The New Jersey Law Against Discrimination ("LAD") was amended effective January 13, 2008, to expressly provide that employers must reasonably accommodate applicants' and employees' sincerely held religious beliefs - such as allowing time off to observe the Sabbath or other holy days - unless to do so would impose an undue burden. Although the LAD has long prohibited discrimination on the basis of religion, the new amendments establish an affirmative duty of reasonable accommodation not previously recognized under state law. Indeed, the newly-enacted reasonable accommodation obligations appear to greatly exceed employers' existing obligations under federal law.

The new LAD amendment provides that an employer may not "impose upon a person as a condition of obtaining or retaining employment, including opportunities for promotion, advancement or transfers, any terms or conditions that would require a person to violate or forego a sincerely held religious practice or religious observance" unless "after engaging in a bona fide effort the employer demonstrates that it is unable to reasonably accommodate the religious observance or practice without undue hardship on the conduct of the employer's business."

Thus, for example, an employer may be required to honor employee requests not to work on Saturdays or Sundays or requests to adjust their work schedules to permit attendance at worship services, unless such schedule accommodations would impose an undue hardship. The new law further provides that if an employer grants time off from work for religious reasons as a reasonable accommodation, the employer may require that the employee make up the work "at some other mutually convenient time," or may charge the time off against any accrued leave with pay (other than sick leave), or may charge the time off as leave without pay.

Undue Hardship Considerations

The amendment does not define what constitutes a "bona fide effort" to reach a reasonable accommodation, but does define an "undue hardship" as an "accommodation requiring (1) unreasonable expense or difficulty, (2) unreasonable interference with the safe or efficient operation of the workplace, (3) a violation of a bona fide seniority system or (4) a violation of any provision of a bona fide collective bargaining agreement."
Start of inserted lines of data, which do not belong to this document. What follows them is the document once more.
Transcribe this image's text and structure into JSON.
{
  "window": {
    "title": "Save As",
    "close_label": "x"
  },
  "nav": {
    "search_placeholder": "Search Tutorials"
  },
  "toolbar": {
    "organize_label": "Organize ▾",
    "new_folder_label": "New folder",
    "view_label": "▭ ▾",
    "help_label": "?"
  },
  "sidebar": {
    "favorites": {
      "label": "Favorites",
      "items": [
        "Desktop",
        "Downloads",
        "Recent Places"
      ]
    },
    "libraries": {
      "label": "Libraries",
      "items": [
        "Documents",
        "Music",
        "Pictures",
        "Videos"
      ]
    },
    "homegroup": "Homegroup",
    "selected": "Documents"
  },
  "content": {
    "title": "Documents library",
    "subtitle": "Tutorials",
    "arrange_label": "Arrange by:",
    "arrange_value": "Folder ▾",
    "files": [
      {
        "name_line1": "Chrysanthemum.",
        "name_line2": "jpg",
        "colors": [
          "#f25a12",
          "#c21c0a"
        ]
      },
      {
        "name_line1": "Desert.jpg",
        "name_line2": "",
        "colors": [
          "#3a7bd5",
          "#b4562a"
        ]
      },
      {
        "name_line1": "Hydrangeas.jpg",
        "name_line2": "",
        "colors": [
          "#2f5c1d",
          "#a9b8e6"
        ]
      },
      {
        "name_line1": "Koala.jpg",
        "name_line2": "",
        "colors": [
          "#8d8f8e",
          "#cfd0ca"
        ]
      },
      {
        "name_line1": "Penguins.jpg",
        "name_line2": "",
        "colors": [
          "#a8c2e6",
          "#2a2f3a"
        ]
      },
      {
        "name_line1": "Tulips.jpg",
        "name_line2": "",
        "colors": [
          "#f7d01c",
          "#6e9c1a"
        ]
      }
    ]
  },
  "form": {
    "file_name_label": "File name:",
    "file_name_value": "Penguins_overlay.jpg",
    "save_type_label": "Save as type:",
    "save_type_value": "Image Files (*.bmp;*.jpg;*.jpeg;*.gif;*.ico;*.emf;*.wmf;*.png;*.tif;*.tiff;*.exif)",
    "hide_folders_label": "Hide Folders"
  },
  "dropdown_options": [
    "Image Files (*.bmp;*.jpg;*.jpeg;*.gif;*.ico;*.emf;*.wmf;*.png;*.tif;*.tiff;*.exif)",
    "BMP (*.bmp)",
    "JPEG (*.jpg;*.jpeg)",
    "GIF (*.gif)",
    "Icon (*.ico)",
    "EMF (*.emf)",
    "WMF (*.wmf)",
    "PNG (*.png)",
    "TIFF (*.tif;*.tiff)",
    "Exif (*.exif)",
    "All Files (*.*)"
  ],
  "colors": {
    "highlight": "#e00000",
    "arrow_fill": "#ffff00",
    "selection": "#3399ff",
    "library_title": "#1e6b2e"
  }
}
The new law identifies various factors employers should consider in determining whether an accommodation constitutes an undue hardship, including "the identifiable cost of the accommodation, including the cost of loss of productivity and of retaining or hiring employees or transferring employees from one facility to another, in relation to the size and operating cost of the employer" as well as "the number of individuals who will need the particular accommodation."

The law also contains two "safe harbor" provisions, by specifically providing that (1) "an accommodation shall be considered to constitute an undue hardship if it will result in the inability of an employee to perform the essential functions of the position in which he or she is employed," and (2) no accommodation is required "where the uniform application of terms and conditions of attendance to employees is essential to prevent undue hardship to the employer." The law does not further explain this latter exception and thus the circumstances of its application are uncertain.

The new law appears to impose a much greater reasonable accommodation obligation upon New Jersey employers than exists under federal law. Under federal law, the Supreme Court has held that if an accommodation imposes more than a "de minimis" burden on an employer, the accommodation need not be granted. The LAD amendments appear to require more than simply a de minimis burden to justify denial of an accommodation. Many observers believe that the Supreme Court's narrow reading of Title VII's religious accommodation requirement reflects hesitancy by the Court to run afoul of the Constitution's First Amendment ban on establishment of religion. The fate of any First Amendment challenge to the LAD's new requirements remains to be seen.

Impact on Pay and Benefits

The new law also addresses various pay and benefits ramifications of granting a religious accommodation.

If an employer grants a schedule change as an accommodation, the employee is not entitled to any "premium wages" (such as premium pay for night, weekend or holiday work) or "premium benefits" (including seniority, sick leave or annual leave) that would ordinarily be applicable to the hours worked by the employee as an accommodation. For example, if an employer permits an employee to work the night shift rather than the day shift in order to attend religious services on Sundays, the employee is not entitled to any night shift differential that might otherwise be applicable.

However, this provision does not relieve the employer of any obligation to pay overtime wages, nor does it supersede any entitlement to premium wages or benefits due under a collective bargaining agreement. Moreover, the employer must count any hours worked by an employee as an accommodation "towards the accruing of seniority, pension and other benefits."